- Your assignment
Would you give the data below back exactly as it reads?

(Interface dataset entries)
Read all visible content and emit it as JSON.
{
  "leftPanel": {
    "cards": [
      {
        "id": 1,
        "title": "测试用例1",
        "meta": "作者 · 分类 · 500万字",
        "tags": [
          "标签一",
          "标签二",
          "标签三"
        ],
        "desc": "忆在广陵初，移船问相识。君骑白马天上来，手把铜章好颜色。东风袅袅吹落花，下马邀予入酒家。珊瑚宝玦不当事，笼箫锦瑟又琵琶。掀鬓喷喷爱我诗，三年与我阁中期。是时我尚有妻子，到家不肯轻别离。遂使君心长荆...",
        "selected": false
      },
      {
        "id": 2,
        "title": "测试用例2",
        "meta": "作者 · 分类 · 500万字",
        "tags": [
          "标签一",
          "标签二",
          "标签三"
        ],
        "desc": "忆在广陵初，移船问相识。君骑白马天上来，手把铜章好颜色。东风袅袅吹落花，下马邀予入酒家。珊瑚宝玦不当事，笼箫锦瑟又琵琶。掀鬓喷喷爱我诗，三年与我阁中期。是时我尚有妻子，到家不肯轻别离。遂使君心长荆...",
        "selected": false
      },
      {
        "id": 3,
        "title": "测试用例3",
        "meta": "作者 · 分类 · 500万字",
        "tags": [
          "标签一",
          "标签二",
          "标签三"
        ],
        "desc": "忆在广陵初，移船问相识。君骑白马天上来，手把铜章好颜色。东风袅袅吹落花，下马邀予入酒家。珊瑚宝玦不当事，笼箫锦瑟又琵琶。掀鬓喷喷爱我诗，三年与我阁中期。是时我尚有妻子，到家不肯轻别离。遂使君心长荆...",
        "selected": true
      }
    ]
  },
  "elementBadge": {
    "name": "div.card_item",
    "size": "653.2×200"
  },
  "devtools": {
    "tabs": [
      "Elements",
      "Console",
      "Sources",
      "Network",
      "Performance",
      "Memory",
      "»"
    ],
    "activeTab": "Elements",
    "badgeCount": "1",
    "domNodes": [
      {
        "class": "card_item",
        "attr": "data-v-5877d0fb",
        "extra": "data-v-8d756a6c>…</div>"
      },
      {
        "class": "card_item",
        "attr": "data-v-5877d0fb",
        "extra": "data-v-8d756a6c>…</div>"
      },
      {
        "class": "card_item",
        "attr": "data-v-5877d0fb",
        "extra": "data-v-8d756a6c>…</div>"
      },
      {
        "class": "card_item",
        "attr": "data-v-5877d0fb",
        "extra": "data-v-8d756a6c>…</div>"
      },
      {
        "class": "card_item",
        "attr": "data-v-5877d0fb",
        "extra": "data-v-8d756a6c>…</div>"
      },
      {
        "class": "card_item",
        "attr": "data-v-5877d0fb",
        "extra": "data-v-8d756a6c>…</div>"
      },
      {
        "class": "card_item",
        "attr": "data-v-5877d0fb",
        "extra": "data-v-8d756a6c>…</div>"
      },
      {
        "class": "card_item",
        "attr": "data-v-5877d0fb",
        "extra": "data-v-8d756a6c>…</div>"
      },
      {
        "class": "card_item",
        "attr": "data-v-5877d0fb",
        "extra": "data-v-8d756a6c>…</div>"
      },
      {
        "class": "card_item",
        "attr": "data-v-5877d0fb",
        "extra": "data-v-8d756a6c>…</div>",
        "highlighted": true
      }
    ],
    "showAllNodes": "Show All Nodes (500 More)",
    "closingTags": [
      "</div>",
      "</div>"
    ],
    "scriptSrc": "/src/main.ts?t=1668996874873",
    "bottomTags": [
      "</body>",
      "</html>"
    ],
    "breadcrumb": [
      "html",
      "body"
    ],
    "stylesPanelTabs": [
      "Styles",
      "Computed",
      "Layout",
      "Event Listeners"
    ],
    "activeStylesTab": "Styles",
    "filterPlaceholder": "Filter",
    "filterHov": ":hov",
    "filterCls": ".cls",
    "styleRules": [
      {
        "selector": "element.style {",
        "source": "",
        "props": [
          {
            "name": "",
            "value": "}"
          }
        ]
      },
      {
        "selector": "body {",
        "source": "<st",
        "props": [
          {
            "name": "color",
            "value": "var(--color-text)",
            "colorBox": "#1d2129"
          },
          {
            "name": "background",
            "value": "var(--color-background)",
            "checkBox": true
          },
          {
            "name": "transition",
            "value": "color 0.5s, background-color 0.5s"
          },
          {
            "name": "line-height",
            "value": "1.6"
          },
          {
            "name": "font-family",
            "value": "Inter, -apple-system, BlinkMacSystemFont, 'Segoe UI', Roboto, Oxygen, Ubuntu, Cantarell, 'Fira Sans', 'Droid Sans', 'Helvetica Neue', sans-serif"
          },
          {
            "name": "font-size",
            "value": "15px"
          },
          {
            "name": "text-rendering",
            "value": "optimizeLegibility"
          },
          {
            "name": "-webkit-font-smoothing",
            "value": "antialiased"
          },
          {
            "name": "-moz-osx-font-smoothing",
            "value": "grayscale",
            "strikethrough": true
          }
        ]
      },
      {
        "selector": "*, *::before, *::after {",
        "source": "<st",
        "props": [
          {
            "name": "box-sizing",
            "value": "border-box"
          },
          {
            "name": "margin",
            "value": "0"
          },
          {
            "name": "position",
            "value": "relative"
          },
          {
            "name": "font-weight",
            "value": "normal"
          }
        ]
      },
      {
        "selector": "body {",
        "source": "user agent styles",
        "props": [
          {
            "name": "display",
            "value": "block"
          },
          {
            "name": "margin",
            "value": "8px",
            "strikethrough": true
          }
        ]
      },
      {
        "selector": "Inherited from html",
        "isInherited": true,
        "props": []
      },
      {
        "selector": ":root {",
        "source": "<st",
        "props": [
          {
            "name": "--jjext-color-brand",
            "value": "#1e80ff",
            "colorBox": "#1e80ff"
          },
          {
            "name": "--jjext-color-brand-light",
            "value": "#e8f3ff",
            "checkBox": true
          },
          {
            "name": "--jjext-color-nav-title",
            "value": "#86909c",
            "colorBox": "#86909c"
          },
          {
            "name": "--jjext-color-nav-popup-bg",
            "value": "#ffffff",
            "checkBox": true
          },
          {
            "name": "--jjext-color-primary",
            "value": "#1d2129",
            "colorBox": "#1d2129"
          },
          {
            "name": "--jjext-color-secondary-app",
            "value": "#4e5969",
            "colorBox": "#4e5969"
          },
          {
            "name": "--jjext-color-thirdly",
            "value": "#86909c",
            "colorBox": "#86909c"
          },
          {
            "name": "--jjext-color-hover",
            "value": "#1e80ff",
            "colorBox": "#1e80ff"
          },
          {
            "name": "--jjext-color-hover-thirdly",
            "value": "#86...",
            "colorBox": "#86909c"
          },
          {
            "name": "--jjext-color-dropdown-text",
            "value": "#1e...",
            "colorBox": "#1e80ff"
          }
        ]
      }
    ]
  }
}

- Your response
Read all visible content and emit it as JSON.
{
  "leftPanel": {
    "cards": [
      {
        "id": 1,
        "title": "测试用例1",
        "meta": "作者 · 分类 · 500万字",
        "tags": [
          "标签一",
          "标签二",
          "标签三"
        ],
        "desc": "忆在广陵初，移船问相识。君骑白马天上来，手把铜章好颜色。东风袅袅吹落花，下马邀予入酒家。珊瑚宝玦不当事，笼箫锦瑟又琵琶。掀鬓喷喷爱我诗，三年与我阁中期。是时我尚有妻子，到家不肯轻别离。遂使君心长荆...",
        "selected": false
      },
      {
        "id": 2,
        "title": "测试用例2",
        "meta": "作者 · 分类 · 500万字",
        "tags": [
          "标签一",
          "标签二",
          "标签三"
        ],
        "desc": "忆在广陵初，移船问相识。君骑白马天上来，手把铜章好颜色。东风袅袅吹落花，下马邀予入酒家。珊瑚宝玦不当事，笼箫锦瑟又琵琶。掀鬓喷喷爱我诗，三年与我阁中期。是时我尚有妻子，到家不肯轻别离。遂使君心长荆...",
        "selected": false
      },
      {
        "id": 3,
        "title": "测试用例3",
        "meta": "作者 · 分类 · 500万字",
        "tags": [
          "标签一",
          "标签二",
          "标签三"
        ],
        "desc": "忆在广陵初，移船问相识。君骑白马天上来，手把铜章好颜色。东风袅袅吹落花，下马邀予入酒家。珊瑚宝玦不当事，笼箫锦瑟又琵琶。掀鬓喷喷爱我诗，三年与我阁中期。是时我尚有妻子，到家不肯轻别离。遂使君心长荆...",
        "selected": true
      }
    ]
  },
  "elementBadge": {
    "name": "div.card_item",
    "size": "653.2×200"
  },
  "devtools": {
    "tabs": [
      "Elements",
      "Console",
      "Sources",
      "Network",
      "Performance",
      "Memory",
      "»"
    ],
    "activeTab": "Elements",
    "badgeCount": "1",
    "domNodes": [
      {
        "class": "card_item",
        "attr": "data-v-5877d0fb",
        "extra": "data-v-8d756a6c>…</div>"
      },
      {
        "class": "card_item",
        "attr": "data-v-5877d0fb",
        "extra": "data-v-8d756a6c>…</div>"
      },
      {
        "class": "card_item",
        "attr": "data-v-5877d0fb",
        "extra": "data-v-8d756a6c>…</div>"
      },
      {
        "class": "card_item",
        "attr": "data-v-5877d0fb",
        "extra": "data-v-8d756a6c>…</div>"
      },
      {
        "class": "card_item",
        "attr": "data-v-5877d0fb",
        "extra": "data-v-8d756a6c>…</div>"
      },
      {
        "class": "card_item",
        "attr": "data-v-5877d0fb",
        "extra": "data-v-8d756a6c>…</div>"
      },
      {
        "class": "card_item",
        "attr": "data-v-5877d0fb",
        "extra": "data-v-8d756a6c>…</div>"
      },
      {
        "class": "card_item",
        "attr": "data-v-5877d0fb",
        "extra": "data-v-8d756a6c>…</div>"
      },
      {
        "class": "card_item",
        "attr": "data-v-5877d0fb",
        "extra": "data-v-8d756a6c>…</div>"
      },
      {
        "class": "card_item",
        "attr": "data-v-5877d0fb",
        "extra": "data-v-8d756a6c>…</div>",
        "highlighted": true
      }
    ],
    "showAllNodes": "Show All Nodes (500 More)",
    "closingTags": [
      "</div>",
      "</div>"
    ],
    "scriptSrc": "/src/main.ts?t=1668996874873",
    "bottomTags": [
      "</body>",
      "</html>"
    ],
    "breadcrumb": [
      "html",
      "body"
    ],
    "stylesPanelTabs": [
      "Styles",
      "Computed",
      "Layout",
      "Event Listeners"
    ],
    "activeStylesTab": "Styles",
    "filterPlaceholder": "Filter",
    "filterHov": ":hov",
    "filterCls": ".cls",
    "styleRules": [
      {
        "selector": "element.style {",
        "source": "",
        "props": [
          {
            "name": "",
            "value": "}"
          }
        ]
      },
      {
        "selector": "body {",
        "source": "<st",
        "props": [
          {
            "name": "color",
            "value": "var(--color-text)",
            "colorBox": "#1d2129"
          },
          {
            "name": "background",
            "value": "var(--color-background)",
            "checkBox": true
          },
          {
            "name": "transition",
            "value": "color 0.5s, background-color 0.5s"
          },
          {
            "name": "line-height",
            "value": "1.6"
          },
          {
            "name": "font-family",
            "value": "Inter, -apple-system, BlinkMacSystemFont, 'Segoe UI', Roboto, Oxygen, Ubuntu, Cantarell, 'Fira Sans', 'Droid Sans', 'Helvetica Neue', sans-serif"
          },
          {
            "name": "font-size",
            "value": "15px"
          },
          {
            "name": "text-rendering",
            "value": "optimizeLegibility"
          },
          {
            "name": "-webkit-font-smoothing",
            "value": "antialiased"
          },
          {
            "name": "-moz-osx-font-smoothing",
            "value": "grayscale",
            "strikethrough": true
          }
        ]
      },
      {
        "selector": "*, *::before, *::after {",
        "source": "<st",
        "props": [
          {
            "name": "box-sizing",
            "value": "border-box"
          },
          {
            "name": "margin",
            "value": "0"
          },
          {
            "name": "position",
            "value": "relative"
          },
          {
            "name": "font-weight",
            "value": "normal"
          }
        ]
      },
      {
        "selector": "body {",
        "source": "user agent styles",
        "props": [
          {
            "name": "display",
            "value": "block"
          },
          {
            "name": "margin",
            "value": "8px",
            "strikethrough": true
          }
        ]
      },
      {
        "selector": "Inherited from html",
        "isInherited": true,
        "props": []
      },
      {
        "selector": ":root {",
        "source": "<st",
        "props": [
          {
            "name": "--jjext-color-brand",
            "value": "#1e80ff",
            "colorBox": "#1e80ff"
          },
          {
            "name": "--jjext-color-brand-light",
            "value": "#e8f3ff",
            "checkBox": true
          },
          {
            "name": "--jjext-color-nav-title",
            "value": "#86909c",
            "colorBox": "#86909c"
          },
          {
            "name": "--jjext-color-nav-popup-bg",
            "value": "#ffffff",
            "checkBox": true
          },
          {
            "name": "--jjext-color-primary",
            "value": "#1d2129",
            "colorBox": "#1d2129"
          },
          {
            "name": "--jjext-color-secondary-app",
            "value": "#4e5969",
            "colorBox": "#4e5969"
          },
          {
            "name": "--jjext-color-thirdly",
            "value": "#86909c",
            "colorBox": "#86909c"
          },
          {
            "name": "--jjext-color-hover",
            "value": "#1e80ff",
            "colorBox": "#1e80ff"
          },
          {
            "name": "--jjext-color-hover-thirdly",
            "value": "#86...",
            "colorBox": "#86909c"
          },
          {
            "name": "--jjext-color-dropdown-text",
            "value": "#1e...",
            "colorBox": "#1e80ff"
          }
        ]
      }
    ]
  }
}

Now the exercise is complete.